We won’t be focussing on various legacy ins and outs, such as the number of USB sockets, or lack of, for your audio interface, and so on. With so many dongle and docking options available, this shouldn’t be a deciding factor in your purchasing journey. In this guide we’re talking sheer horsepower for music-making. For example, can your portable rig cope with large multitrack sessions, running handfuls of plugins and MIDI instruments? Want to take a closer look? Hit the ‘product guide & reviews’ button above.
Frequently Asked Questions
Best Budget Laptop For Music Production?
Unfortunately in the world of audio production the faster the better, so as to avoid crashes and glitches or latency loss in the middle of recordings. The top laptops for audio production we have looked at in this article all make for reasonably priced budget options.
The best value for money in our opinion would be the Alienware or the Razor Blade Stealth, each are gaming laptops with high-end graphics that have good sound processing capability, they have superior CPUs and great clock speeds and fair RAM and storage. They aren’t however exactly cheap.
The cheapest option on our list is the tablet option, the Lenovo yoga book, but it only runs an Android operating system so won’t manage most full DAW. It makes for a good option if cash is of concern, for younger users and those just curiously branching out into songwriting. There are a decent amount of Apps that have great content for basic audio production. If your budget simply won’t stretch to the $1000 dollar mark this might be an ideal starting point for you.
Which Is Better For Music Production – Laptop or Desktop?
Ultimately a desktop is better for music production especially considering that they can be upgraded and built-on with relative ease. Though much more capable, they have their drawbacks meaning they need to be set up and remain where they are located. They are a worthy investment if you’re serious about setting up a home studio, however, we live in a modern world that is constantly on the move and being able to take your work with you is every bit as valuable.
If you already have a studio set-up a laptop for music production essential tools for taking those hours of endless editing home with you to be done in more comfortable surroundings.
There are some great laptops around which bring with them their smaller footprint and the convenience of being able to set up shop at a moments notice in any situation, however, the truly capable ones with the ideal set of specs can set you back in excess of $2500.
If you are investing in a new laptop that can specifically handle your DAW workloads you will need one with a good number of USB ports (ideally 3.0 or Thunderbolt), a great processor, fast memory speeds, 16+ GB of RAM and a decent amount of SSD storage.
There is a good chance you’ll have lots of programs and tabs open at the same time and you will need the ability to add at least 1 extra screen (many people use 2 or 3). These usage requirements use a lot of RAM and graphic power, respectively. I recommend getting at least 16GB RAM if at all possible.

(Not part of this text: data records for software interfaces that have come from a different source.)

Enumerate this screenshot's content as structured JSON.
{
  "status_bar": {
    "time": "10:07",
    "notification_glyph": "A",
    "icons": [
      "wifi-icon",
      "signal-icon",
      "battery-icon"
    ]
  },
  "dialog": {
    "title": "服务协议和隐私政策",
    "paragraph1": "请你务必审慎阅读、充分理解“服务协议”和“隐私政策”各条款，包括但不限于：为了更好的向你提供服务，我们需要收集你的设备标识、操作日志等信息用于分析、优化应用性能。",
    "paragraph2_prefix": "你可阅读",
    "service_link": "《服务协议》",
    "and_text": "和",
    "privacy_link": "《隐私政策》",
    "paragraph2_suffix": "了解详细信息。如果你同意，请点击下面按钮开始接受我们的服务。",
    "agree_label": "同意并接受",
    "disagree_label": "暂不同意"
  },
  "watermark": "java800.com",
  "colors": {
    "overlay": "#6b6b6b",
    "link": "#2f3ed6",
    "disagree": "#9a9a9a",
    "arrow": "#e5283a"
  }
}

Most important for audio processing is a CPU with fast single-core performance. This will allow you to get your mixes into a single file much quicker and process effects and chains without the CPU needing to wait, among many other benefits. 8th generation Intel i7 processors are the best, followed by Intel i5. 7th generation processors are also excellent.